Once described as “if The Tragically Hip and Tegan and Sara had a really sad baby,” Payphones’ alt-folk tunes showcase intricate three and four-part vocal harmonies, rich acoustic accompaniment, and earnest, vulnerable lyrics about queerness, isolation, disability, and personal growth. Aside from popular folk, indie, and alt-rock projects, clear influences from choral, musical theater, jazz, and pop-punk music can be heard in their music. The eclectic life experiences of four multidisciplinary artists reverberate through their tunes.
Payphones features Naomi Jichita (they/them) on lead vocals and guitar, Robyn Slack (he/him) on guitar and backup vocals, Laena Anderson (they/them) on piano and backup vocals, and Aaron Addorisio (he/him) on percussion, and yet more backup vocals.
Payphones’ upcoming debut Studio EP, Rioting Heart, evokes moments of overwhelming, life altering emotional upheaval. Written over the last 10 years by frontperson Naomi, during experiences of disabling health events, familial rejection, poverty, and abuse, and more. The lyrics ruminate on losses… of love, of another, of one’s health, and of a sense of self – who you were before everything happened and what would be left without it. Their narrative songwriting explores the siren song of suffering…the morbid comfort in the resignation to chronic, banal pain. As the track list progresses the journey comes into focus: from resignation, to self-awareness, to determination for a better life, to hope and, loving connection.
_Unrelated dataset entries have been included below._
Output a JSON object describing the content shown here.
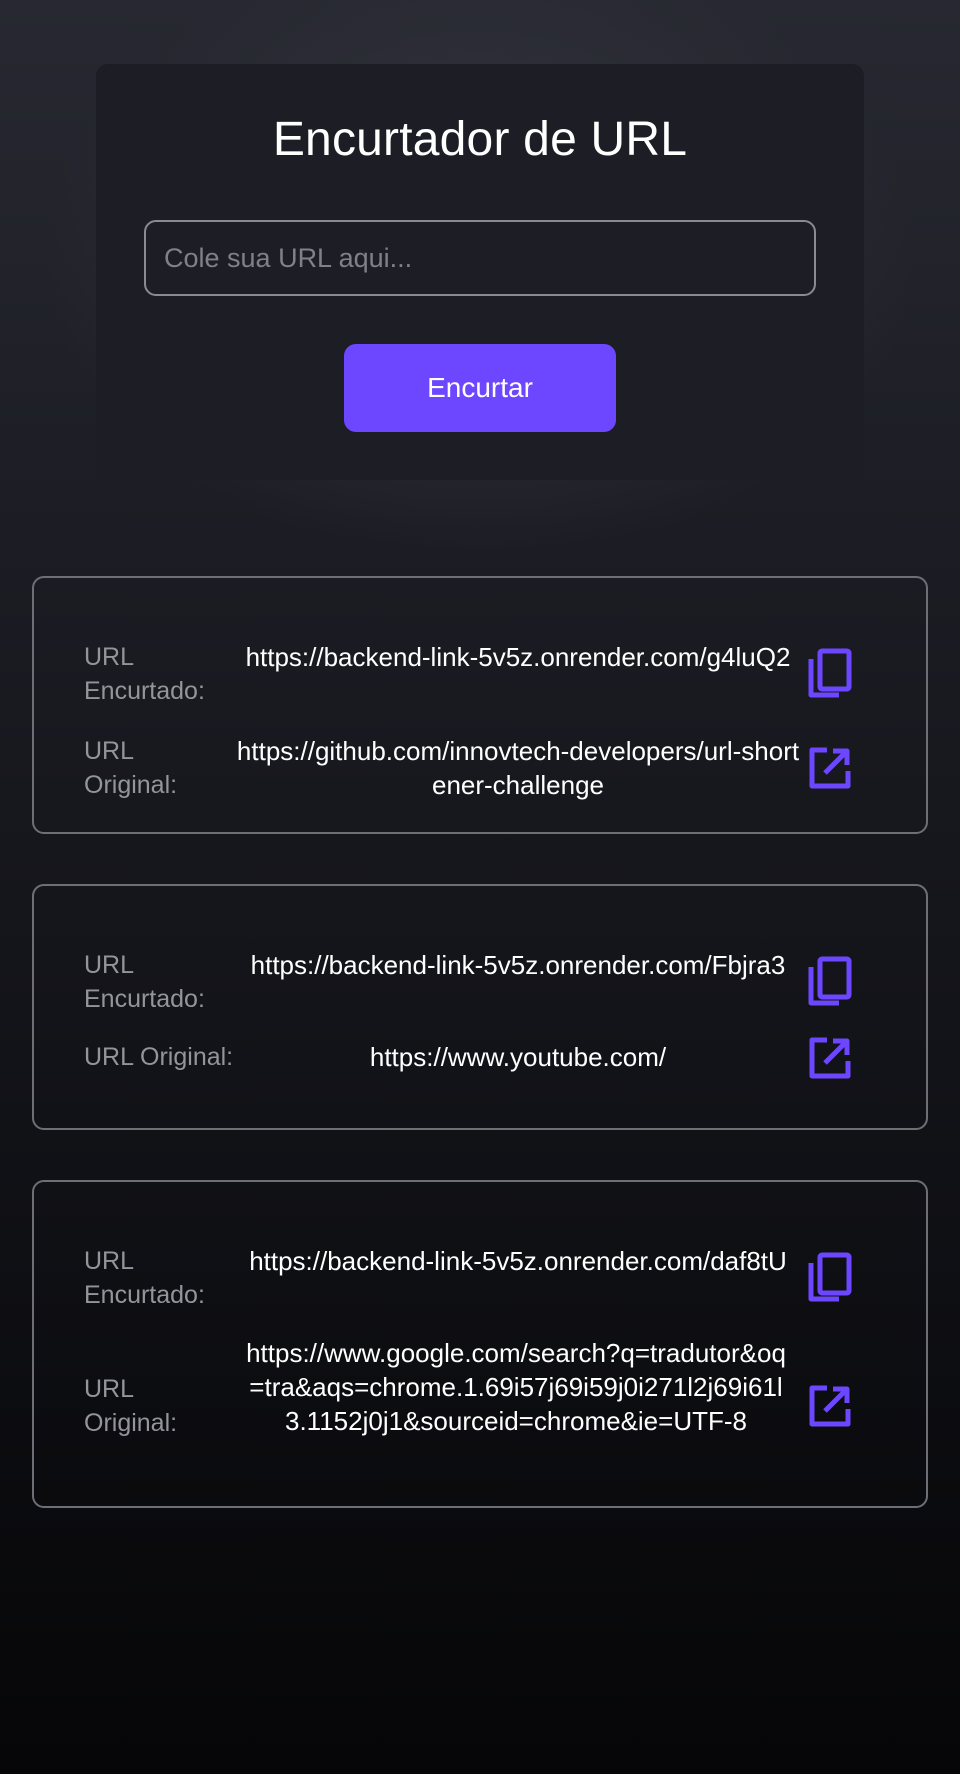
{
  "app": {
    "title": "Encurtador de URL",
    "input_placeholder": "Cole sua URL aqui...",
    "input_value": "",
    "button_label": "Encurtar"
  },
  "labels": {
    "short_url_1": "URL",
    "short_url_2": "Encurtado:",
    "original_url_1": "URL",
    "original_url_2": "Original:",
    "original_url_inline": "URL Original:"
  },
  "icons": {
    "copy": "copy-icon",
    "open": "open-external-icon"
  },
  "colors": {
    "accent": "#6c47ff",
    "background_top": "#272831",
    "background_bottom": "#060608",
    "card_border": "#6e6f76",
    "label_text": "#94959b"
  },
  "results": [
    {
      "short_url": "https://backend-link-5v5z.onrender.com/g4luQ2",
      "original_url": "https://github.com/innovtech-developers/url-shortener-challenge"
    },
    {
      "short_url": "https://backend-link-5v5z.onrender.com/Fbjra3",
      "original_url": "https://www.youtube.com/"
    },
    {
      "short_url": "https://backend-link-5v5z.onrender.com/daf8tU",
      "original_url": "https://www.google.com/search?q=tradutor&oq=tra&aqs=chrome.1.69i57j69i59j0i271l2j69i61l3.1152j0j1&sourceid=chrome&ie=UTF-8"
    }
  ]
}
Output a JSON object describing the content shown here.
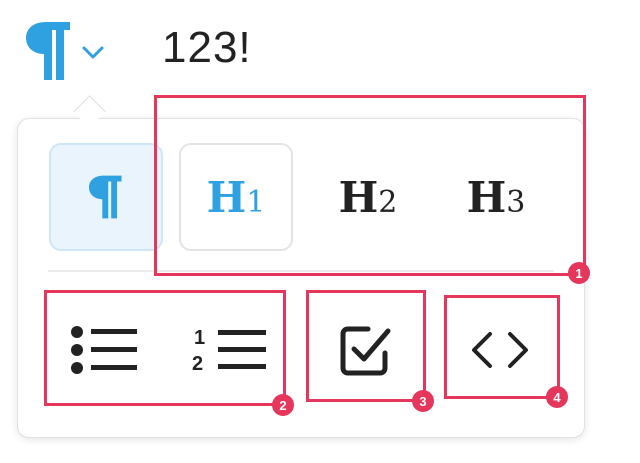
{
  "top": {
    "text": "123!",
    "trigger_icon": "pilcrow-icon",
    "dropdown_icon": "chevron-down-icon"
  },
  "popup": {
    "paragraph": {
      "icon": "pilcrow-icon",
      "state": "selected"
    },
    "headings": [
      {
        "letter": "H",
        "level": "1",
        "state": "hovered"
      },
      {
        "letter": "H",
        "level": "2"
      },
      {
        "letter": "H",
        "level": "3"
      }
    ],
    "lists": {
      "bullet": {
        "icon": "bulleted-list-icon"
      },
      "numbered": {
        "icon": "numbered-list-icon",
        "digits": [
          "1",
          "2"
        ]
      }
    },
    "checklist": {
      "icon": "checkbox-checked-icon"
    },
    "code": {
      "icon": "code-brackets-icon"
    }
  },
  "annotations": [
    "1",
    "2",
    "3",
    "4"
  ],
  "colors": {
    "accent": "#2fa0e0",
    "selected_bg": "#e9f4fc",
    "annotation": "#e5365b",
    "text": "#222222"
  }
}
Frontperson Naomi explores universal feelings through the specificity of their lived experience, to connect and bond with the listener. The EP is crafter with their fellow queer, non binary, AFAB, and/or disabled communities in mind. These songs were once relics of pain and isolation. Now, they are given new life as pieces of art, forged in mutually supportive and artistically fulfilling collaboration.
Payphones played their first shows mere months before the world shut down in March of 2020. For two years, they refined and performed their music for an audience of one: a very good dog named Ruby. They attempted to overcome the isolation and financial barriers by applying for any opportunities they came across. Subsequently, Payphones was awarded a Major Projects Grant from the Edmonton Arts Council, and front-person Naomi was selected for the TD Music Artist in Residence at MacEwan University Program, where they were able to create under industry mentorship. And yet, at the time of writing, they still haven’t played a show since March 2020.
For a group that conceives such mournful music, this band has a playful, silly energy, and have a lot of fun together. Naomi likes to mention that often, during band practice, they are laughing so hard that they cannot physically stand up.
(They love their bandmates very much, and want you to know that.)
Photo by Katie Cutting, Lazy Kitten Productions